Séminaire de Francesco GIUNTOLI (Plymouth University, UK)

Unravelling the metamorphic and deformative history of subducted crust

Séminaire de Francesco GIUNTOLI, 2017
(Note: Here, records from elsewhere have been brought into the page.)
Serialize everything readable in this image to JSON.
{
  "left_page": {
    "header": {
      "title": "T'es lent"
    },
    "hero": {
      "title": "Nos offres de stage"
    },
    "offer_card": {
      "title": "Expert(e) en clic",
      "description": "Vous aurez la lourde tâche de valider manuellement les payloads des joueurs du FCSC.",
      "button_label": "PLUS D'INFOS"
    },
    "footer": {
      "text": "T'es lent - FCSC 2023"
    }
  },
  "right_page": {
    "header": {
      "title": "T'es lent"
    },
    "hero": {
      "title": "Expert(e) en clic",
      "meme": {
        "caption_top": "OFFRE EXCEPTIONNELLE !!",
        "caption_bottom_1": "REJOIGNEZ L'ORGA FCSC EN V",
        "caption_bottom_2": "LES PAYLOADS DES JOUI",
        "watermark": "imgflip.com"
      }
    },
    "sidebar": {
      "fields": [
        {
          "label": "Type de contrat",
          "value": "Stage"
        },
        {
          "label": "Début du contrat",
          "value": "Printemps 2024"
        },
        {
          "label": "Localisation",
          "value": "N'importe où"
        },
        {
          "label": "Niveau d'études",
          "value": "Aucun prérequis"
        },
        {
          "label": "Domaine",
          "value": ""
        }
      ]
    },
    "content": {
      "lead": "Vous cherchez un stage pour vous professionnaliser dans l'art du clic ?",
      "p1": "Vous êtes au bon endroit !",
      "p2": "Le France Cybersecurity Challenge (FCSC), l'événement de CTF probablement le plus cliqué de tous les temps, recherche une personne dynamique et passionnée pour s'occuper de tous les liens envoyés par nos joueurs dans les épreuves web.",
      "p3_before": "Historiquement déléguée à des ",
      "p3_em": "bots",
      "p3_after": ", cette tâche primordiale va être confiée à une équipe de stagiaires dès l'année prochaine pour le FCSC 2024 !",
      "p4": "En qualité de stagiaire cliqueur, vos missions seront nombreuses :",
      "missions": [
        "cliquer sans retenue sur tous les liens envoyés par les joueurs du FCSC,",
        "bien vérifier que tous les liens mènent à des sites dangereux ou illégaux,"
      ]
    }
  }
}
The role of deeply subducted crustal domains is of primary importance in the understanding of orogenic processes. How such domains behave in the subduction channel, which metamorphic and deformative processes they experience and how these affect the general architecture of the orogen are some of the fundamental concepts that render subducted crustal domains valuable targets. These processes can be directly studied in orogens that contain exhumed crustal HP-rocks.
The Sesia Zone in the Western Alps is one of such worthy domains. Complex zoned garnet from micaschists preserve traces of two orogenic cycles: cores suggest Permian HT conditions and several Alpine rims show eclogite facies conditions. These garnet textures involve resorption, atoll garnet formation and diffusion in proximity of fractures and are the effect of fluid influxes occurring at eclogite facies conditions in mostly anhydrous lithotypes.
Plagioclase and amphibole microtextures of mylonites from the COSC-1 drill core (Seve Nappe, Scandinavian Caledonides) suggest that fracturing and dissolution- precipitation creep processes are responsible for the development of this fabric. Amphibole and plagioclase thermobarometry constrains the growth of these minerals at epidote amphibolite facies conditions, but no evidence of crystal plasticity is present in the analysed samples, although deformation occurred at pressure and temperature conditions at which plagioclase is expected to deform by dislocation creep. As a result, at middle crustal levels the presence of water at the grain boundaries enhances chemical reaction and is responsible for deformation through dissolution and precipitation processes that decrease considerably the rheology of the rock volume.